a list compiled by Alex Kasman (College of Charleston)
|Dustin Hoffman stars as an astrophysicist in this violent
Peckinpah film. Before the violence starts, Hoffman's wife plays a
trick on him by changing some signs (+/-) in an equation he is working
with. The mathematical content of the film is primarily in Hoffman's
performance: the way he looks while trying to figure out what is wrong
with the equation and when he finally figures it out...that's
John E. DuBois|
The mathematical mind is central to the main character and informs the entire content of the movie. Thus, while there is not much overt math, math is important in the film because of its role in character development of the astro-physicist. A man with a beautiful wife and a 'beautiful mind' finds himself defending both in a cruel and ugly reality.
John C. Konrath|
Outside of the fact that Dustin Hoffman plays a mathematician, there is little mathematics in this film. The main character demonstrates a knowledge of siege tactics which may be attributed to logical reasoning, but this is a bit of a stretch. Overall, I found the movie lacks originality. It is dominated by sex and violence instead of thoughtfulness and intelligent dialogue.

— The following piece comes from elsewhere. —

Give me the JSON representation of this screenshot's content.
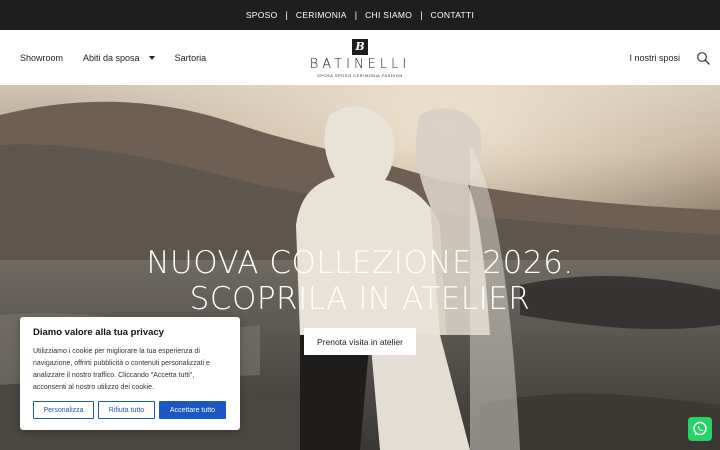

I do not recommend this movie.
|More information about this work can be found at us.imdb.com.|
|(Note: This is just one work of
mathematical fiction from the list. To see the entire list or to see more
works of mathematical fiction, return to the Homepage.)|
Exciting News: The 1,600th entry was recently added to this database of mathematical fiction! Also, for those of you interested in non-fictional math books
let me (shamelessly) plug the recent release of the second edition of my soliton theory textbook.
(Maintained by Alex Kasman,
College of Charleston)